Tuesday, June 12, 2001
Japanese mother of dead Alberta baby faces immigration chargesCanoe News
CALGARY (CP) -- A Japanese woman who has been charged in the death of her toddler and whose infant daughter is missing now faces immigration charges as well.
Rob Ferguson, director of Citizenship and Immigration Canada in Calgary, confirmed Tuesday that Rie Fujii, 23, has been charged with remaining in Canada illegally.
"It's basically a dual procedure where she's being investigated for charges under the Criminal Code but also we've got an immigration hold on her," Ferguson said.
Fujii was charged last week with failing to properly dispose of the body of her 15-month-old son, Domenic Brown. She came forward after his body was found in an empty Calgary apartment.

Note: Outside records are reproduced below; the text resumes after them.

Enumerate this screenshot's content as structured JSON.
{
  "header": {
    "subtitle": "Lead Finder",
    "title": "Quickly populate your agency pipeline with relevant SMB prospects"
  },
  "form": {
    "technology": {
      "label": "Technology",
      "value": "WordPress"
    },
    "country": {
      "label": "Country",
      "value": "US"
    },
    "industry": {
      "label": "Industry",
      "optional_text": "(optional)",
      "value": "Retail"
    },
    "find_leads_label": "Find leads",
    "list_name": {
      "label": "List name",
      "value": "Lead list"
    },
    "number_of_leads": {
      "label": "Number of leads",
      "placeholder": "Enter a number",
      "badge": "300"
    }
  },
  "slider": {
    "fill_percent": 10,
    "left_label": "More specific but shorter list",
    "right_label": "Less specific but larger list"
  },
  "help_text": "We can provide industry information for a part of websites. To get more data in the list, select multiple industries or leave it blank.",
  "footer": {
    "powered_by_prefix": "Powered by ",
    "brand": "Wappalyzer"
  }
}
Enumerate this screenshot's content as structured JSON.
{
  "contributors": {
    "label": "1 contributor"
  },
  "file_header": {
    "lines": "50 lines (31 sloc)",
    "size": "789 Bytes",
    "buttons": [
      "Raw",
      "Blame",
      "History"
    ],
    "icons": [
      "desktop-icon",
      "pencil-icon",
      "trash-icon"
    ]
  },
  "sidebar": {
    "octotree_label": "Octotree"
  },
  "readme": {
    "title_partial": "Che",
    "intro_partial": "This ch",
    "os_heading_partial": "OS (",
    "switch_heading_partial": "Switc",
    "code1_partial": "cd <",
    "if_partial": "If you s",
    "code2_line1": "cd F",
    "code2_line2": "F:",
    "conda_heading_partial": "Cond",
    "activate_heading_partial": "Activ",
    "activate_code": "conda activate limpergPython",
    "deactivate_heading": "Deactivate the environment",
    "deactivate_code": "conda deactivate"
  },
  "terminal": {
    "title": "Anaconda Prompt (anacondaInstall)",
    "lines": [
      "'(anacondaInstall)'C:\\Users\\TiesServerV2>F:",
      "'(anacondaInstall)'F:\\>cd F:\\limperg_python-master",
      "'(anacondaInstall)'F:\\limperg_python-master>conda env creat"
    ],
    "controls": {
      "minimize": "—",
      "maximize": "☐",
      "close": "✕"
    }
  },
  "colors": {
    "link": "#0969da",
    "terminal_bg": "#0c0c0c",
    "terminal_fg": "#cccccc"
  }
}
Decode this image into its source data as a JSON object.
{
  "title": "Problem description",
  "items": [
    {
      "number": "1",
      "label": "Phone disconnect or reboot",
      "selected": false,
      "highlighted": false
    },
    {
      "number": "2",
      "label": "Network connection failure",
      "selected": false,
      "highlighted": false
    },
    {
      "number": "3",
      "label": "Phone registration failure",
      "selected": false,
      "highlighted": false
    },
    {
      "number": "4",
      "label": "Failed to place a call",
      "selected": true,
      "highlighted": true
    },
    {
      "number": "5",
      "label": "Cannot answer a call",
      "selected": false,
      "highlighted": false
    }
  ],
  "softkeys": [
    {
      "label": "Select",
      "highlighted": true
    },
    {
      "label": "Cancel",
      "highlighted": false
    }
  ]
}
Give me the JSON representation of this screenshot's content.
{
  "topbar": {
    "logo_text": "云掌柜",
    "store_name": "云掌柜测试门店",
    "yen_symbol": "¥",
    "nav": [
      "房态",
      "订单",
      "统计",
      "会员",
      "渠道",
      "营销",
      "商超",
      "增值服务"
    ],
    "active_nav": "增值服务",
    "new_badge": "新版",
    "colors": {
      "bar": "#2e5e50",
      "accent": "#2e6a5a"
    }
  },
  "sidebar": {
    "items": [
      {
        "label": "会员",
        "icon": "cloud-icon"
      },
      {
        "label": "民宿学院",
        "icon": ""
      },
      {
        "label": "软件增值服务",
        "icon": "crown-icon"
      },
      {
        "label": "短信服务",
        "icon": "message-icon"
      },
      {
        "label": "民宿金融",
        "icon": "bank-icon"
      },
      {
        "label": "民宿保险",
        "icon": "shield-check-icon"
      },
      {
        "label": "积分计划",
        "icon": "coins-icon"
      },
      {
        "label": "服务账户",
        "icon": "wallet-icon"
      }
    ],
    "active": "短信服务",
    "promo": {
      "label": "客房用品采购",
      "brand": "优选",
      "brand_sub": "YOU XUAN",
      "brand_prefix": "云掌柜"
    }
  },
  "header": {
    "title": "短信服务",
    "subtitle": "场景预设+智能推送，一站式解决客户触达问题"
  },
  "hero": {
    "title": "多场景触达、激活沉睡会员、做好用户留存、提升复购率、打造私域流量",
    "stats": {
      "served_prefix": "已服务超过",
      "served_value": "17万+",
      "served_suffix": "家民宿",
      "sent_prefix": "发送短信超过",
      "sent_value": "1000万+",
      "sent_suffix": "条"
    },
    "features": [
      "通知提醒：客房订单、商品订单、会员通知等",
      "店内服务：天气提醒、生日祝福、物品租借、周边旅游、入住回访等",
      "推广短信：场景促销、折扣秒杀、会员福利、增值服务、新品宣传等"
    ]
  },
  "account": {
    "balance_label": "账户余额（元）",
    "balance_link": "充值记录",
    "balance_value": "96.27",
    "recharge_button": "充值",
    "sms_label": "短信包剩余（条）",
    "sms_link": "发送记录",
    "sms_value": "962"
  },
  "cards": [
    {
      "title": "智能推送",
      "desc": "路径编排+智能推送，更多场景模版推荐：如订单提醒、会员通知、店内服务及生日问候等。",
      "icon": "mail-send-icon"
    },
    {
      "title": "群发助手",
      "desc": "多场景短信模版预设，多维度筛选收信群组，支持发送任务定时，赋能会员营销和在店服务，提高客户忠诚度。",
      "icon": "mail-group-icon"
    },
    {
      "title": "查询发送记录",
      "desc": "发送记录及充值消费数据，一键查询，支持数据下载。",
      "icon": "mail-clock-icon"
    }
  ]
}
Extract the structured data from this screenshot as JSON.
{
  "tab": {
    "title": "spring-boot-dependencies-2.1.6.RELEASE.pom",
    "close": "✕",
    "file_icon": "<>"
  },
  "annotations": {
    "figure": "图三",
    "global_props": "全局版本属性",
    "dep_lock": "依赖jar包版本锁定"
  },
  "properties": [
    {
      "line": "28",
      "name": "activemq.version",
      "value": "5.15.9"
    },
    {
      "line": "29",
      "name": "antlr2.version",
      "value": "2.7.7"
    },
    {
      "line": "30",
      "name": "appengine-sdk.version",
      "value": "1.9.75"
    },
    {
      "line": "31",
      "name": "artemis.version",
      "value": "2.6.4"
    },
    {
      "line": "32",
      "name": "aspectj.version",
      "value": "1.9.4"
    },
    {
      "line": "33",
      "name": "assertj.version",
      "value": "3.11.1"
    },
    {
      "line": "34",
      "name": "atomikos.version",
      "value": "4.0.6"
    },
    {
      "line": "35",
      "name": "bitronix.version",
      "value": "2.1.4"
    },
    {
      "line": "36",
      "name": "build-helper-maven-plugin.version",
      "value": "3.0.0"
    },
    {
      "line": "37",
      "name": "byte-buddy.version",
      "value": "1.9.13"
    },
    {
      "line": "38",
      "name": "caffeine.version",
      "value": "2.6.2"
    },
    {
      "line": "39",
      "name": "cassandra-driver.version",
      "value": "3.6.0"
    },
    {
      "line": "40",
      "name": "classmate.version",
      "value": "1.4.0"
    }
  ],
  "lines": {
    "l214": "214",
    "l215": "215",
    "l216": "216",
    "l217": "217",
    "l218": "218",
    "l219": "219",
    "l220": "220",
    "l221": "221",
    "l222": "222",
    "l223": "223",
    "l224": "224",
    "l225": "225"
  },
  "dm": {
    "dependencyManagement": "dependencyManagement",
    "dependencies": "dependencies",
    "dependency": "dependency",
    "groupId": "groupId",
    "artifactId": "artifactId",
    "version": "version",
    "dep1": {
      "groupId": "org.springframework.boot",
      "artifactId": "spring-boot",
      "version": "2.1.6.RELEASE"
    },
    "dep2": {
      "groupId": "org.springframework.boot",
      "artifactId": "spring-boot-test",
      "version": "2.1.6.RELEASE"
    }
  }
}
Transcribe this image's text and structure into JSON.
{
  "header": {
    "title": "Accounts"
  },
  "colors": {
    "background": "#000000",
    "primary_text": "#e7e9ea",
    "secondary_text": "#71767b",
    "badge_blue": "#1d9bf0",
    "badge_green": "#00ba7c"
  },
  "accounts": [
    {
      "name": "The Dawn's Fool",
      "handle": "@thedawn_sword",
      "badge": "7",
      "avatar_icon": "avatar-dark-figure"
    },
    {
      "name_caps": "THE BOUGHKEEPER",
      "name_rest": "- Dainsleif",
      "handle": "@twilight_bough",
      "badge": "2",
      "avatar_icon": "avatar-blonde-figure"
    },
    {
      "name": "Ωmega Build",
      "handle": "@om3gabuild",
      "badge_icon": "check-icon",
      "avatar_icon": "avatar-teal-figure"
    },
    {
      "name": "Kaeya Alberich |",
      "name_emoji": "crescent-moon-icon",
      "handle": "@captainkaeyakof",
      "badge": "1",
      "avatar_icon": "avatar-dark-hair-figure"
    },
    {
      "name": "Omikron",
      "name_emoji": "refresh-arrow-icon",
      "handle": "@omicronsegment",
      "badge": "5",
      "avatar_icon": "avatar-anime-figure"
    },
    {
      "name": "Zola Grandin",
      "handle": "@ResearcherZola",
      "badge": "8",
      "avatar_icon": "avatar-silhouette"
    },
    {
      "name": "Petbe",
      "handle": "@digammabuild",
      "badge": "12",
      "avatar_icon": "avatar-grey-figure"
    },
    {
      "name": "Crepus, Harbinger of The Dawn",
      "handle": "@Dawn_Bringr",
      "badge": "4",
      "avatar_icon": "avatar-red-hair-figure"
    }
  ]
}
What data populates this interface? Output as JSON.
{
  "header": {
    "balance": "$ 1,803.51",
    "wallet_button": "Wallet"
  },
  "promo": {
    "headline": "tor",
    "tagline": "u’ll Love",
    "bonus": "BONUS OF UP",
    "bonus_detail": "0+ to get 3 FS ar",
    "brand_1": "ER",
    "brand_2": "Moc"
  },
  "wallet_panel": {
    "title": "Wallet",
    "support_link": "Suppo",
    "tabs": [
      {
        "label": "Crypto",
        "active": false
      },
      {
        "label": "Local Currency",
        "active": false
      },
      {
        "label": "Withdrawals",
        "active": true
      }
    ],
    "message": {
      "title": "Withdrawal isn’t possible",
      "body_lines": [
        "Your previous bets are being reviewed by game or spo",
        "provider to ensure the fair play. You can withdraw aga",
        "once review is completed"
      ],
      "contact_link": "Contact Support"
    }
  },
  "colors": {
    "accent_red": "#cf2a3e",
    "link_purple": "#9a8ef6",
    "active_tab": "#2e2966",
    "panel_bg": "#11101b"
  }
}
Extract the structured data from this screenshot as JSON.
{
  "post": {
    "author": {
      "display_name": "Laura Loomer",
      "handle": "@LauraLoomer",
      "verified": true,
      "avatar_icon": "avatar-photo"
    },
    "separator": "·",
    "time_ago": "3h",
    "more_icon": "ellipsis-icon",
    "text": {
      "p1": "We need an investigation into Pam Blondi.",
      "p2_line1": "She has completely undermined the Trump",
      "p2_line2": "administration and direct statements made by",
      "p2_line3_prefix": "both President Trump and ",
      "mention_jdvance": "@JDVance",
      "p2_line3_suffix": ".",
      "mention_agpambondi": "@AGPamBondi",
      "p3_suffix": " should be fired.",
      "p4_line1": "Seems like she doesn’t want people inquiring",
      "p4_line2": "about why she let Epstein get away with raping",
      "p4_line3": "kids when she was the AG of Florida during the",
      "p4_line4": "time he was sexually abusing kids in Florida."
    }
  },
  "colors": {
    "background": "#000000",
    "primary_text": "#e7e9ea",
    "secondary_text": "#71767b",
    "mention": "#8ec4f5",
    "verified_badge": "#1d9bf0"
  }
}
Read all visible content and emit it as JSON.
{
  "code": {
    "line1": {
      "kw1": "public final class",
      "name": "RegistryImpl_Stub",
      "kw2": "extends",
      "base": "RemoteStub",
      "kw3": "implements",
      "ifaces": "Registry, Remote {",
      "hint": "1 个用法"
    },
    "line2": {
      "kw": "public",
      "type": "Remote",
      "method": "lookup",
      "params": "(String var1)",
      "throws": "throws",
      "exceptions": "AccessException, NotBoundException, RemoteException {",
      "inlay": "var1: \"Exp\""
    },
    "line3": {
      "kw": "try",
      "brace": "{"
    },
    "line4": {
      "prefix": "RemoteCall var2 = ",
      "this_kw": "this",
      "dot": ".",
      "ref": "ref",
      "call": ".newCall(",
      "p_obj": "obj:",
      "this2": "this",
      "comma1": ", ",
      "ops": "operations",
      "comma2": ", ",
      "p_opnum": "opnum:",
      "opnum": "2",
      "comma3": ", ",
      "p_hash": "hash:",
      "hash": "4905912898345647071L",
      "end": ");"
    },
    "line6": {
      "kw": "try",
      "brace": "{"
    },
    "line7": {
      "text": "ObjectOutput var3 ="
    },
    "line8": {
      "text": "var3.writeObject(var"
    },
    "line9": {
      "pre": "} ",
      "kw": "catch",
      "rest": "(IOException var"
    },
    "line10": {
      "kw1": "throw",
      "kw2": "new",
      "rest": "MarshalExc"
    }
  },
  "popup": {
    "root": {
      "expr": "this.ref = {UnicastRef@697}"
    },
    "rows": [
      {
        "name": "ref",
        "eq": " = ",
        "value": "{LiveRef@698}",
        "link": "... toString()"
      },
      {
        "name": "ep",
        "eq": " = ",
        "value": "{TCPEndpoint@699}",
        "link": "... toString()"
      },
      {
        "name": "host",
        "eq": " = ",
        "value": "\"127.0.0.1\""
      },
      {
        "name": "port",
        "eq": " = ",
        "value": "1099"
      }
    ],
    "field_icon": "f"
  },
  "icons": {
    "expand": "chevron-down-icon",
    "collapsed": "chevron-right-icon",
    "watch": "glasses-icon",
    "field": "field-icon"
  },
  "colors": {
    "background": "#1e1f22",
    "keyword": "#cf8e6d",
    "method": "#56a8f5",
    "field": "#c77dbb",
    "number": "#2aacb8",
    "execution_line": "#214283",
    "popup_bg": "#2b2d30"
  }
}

Police also spent two days last week searching the Bow River for Domenic's three-month-old sister, Gemini. It's believed Gemini was wrapped in plastic bags and dumped in the river a few weeks ago.
Ferguson said Canada Immigration won't act until the criminal case works its way through the courts.
"A person who is in Canada as a visitor or illegally in the country that gets convicted of a criminal offence -- could result in them being deported from Canada," he said.
Ferguson also clarified the circumstances of Fujii's arrival in Canada from Japan, saying reports she had come on a student visa were not accurate.
"She was in Canada as a visitor and was initially granted entry for six months from the original date of her arrival in October of 1999," he said. "That gave her visitor's status until April of 2000."
Fujii appeared briefly in court on the criminal charge Monday and was sent for a 30-day psychiatric assessment to determine if she is fit to stand trial. Police and her lawyer have acknowledged other charges may be laid.
Police have yet to interview Peter Brown, the children's father. Insp. Blake McWilliam said Brown has a number of outstanding warrants but isn't considered a suspect in the case involving his children.
"We've publicly stated that he was out of the family picture before the second birth," said McWilliam.
"So I don't see the need for the cloak and dagger act."
Copyright © 2001, Canoe Limited Partnership.